• Understanding the difference in the needs of each generation in the workforce.
• Elevating HR within the organization to be strategic versus task-oriented.
• Recognizing that outside influences (workforce dynamics) disrupt business continuity and play a vital role in the ability to attract and retain quality employees.
• Employees are the greatest asset a company has and that should be the focus of strategic initiatives used to attract and retain a viable workforce.
Another practice that may not even be on the employer’s radar, but is certainly worth adopting in their recruiting and retention strategy: marketing their community. This strategic branding opportunity helps highlight the multitude of benefits of a specific region or city while demonstrating to employees the opportunities that exist to live out the lifestyle that embodies the work life balance they seek.
During the COVID-19 shutdowns, many employees choose to isolate in place. With an opportunity to try out a new location, others found alternative places to isolate, whether it was with family members or other attractive places across the country. In fact, United States Postal Service change-of-address data from February to July 2020 shows a 27% increase in temporary movers compared to 2020. The top five areas that lost the most people were major metropolitan areas: New York City; Brooklyn, NY; Chicago, IL; San Francisco, CA; and Los Angeles, CA.
This geographic shift in the ability to pull employees from outside the local area brings new opportunities for a business to continue to market itself. In addition to marketing the perks and benefits of working for a particular company, such as the mission, culture, and benefits, employers should also be marketing their community and the culture of that community.
What does it take to market your community? It is about knowing your audience and understanding what population(s) you are looking to hire and what would attract them. Is your city vibrant with younger communities and activities or is it a more family-oriented suburban area or small town?
What is the tie between your company and the community? Does your company have a longstanding history in the community? Is it a family grown organization with roots? Is it an entrepreneurial company that settled there because of economic advantages or does it provide a solution to challenges within the community? Use whatever story exists to connect the community to the history of the workplace.
A good place to gather information to use in promoting the community to prospective candidates is the local chamber of commerce. From schools to home pricing to social services, local chambers have a plethora of information that would provide vital information to use as marketing tools and is informational for applicants considering a specific area.
If the company is civic-minded, how do employees engage with local charities and team-building activities in the community? It can be surprising today to find that many companies may only sponsor an event around the winter season holidays and forget that employee engagement can occur all year round. These year-round events provide great opportunities to engage employees, their families, and the community as a whole, in turn providing a sense of social well-being for the betterment of all.

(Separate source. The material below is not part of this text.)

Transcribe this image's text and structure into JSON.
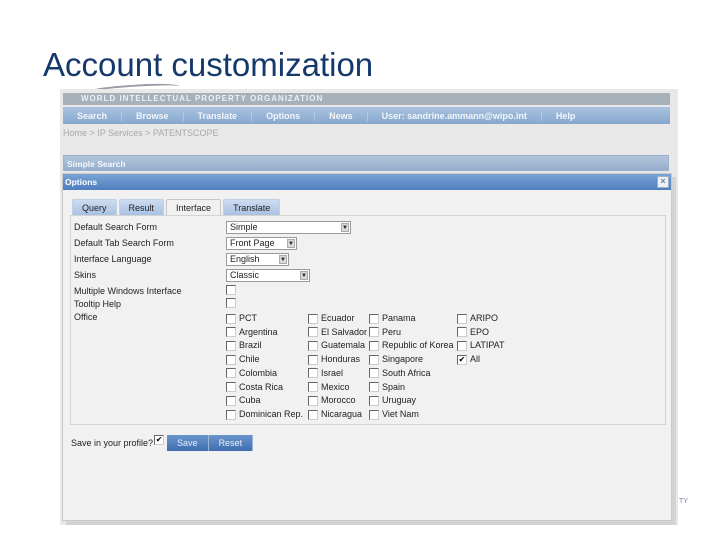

Companies in rural areas may find it hard to attract candidates when the nearest town is miles away. However, the sense of community may be stronger in these smaller communities. Look to find out what events are held for singles, families, etc. Consider sponsoring events and joining with other businesses as a way to meet prospective candidates.
No matter where a company is located, employee engagement and culture committees can assist in providing opportunities. Internal committees should be filled with representation from all departments – from line to leadership – to bring a variety of ideas to the table.
Use a company website or intranet to promote these local benefits and use links to tie into the chambers or other reference sites.
Once the story is created, the next step is to generate the interest of applicants. How does this information get shared?
Use it on the company website or job board advertising. The goal is to be creative. Companies can create videos walking around the community, having civic leaders share the story – create the visual story.
Remember the relocation package. When considering relocation packages, employers have so many options, ranging from a “hands-off” approach by providing direct services to employees to offering thousands of dollars to have employees move from one location to another. The less burdensome and the more resources a company can provide to make the move easier for all involved, the better the outcome is for everyone. Let the offering become part of the storyline
Do not let the story die there. Talk about it with candidates, sell the job, the company, the community. Be enthusiastic about the opportunity offered. No longer is it about a company having what a candidate needs. In today’s labor market, the applicants have what employers need. Jobs are plentiful and people are choosy. They have decisions and opportunities available today more than ever and companies have to sell themselves to establish the company as The Best Place to Work.
Bobbi Kloss is the Director of Human Capital Management Services for the Benefit Advisors Network, an exclusive, national network of independent employee benefits brokerage and consulting companies. For more information, please visit: www.benefitadvisorsnetwork.com or email the author at email@example.com.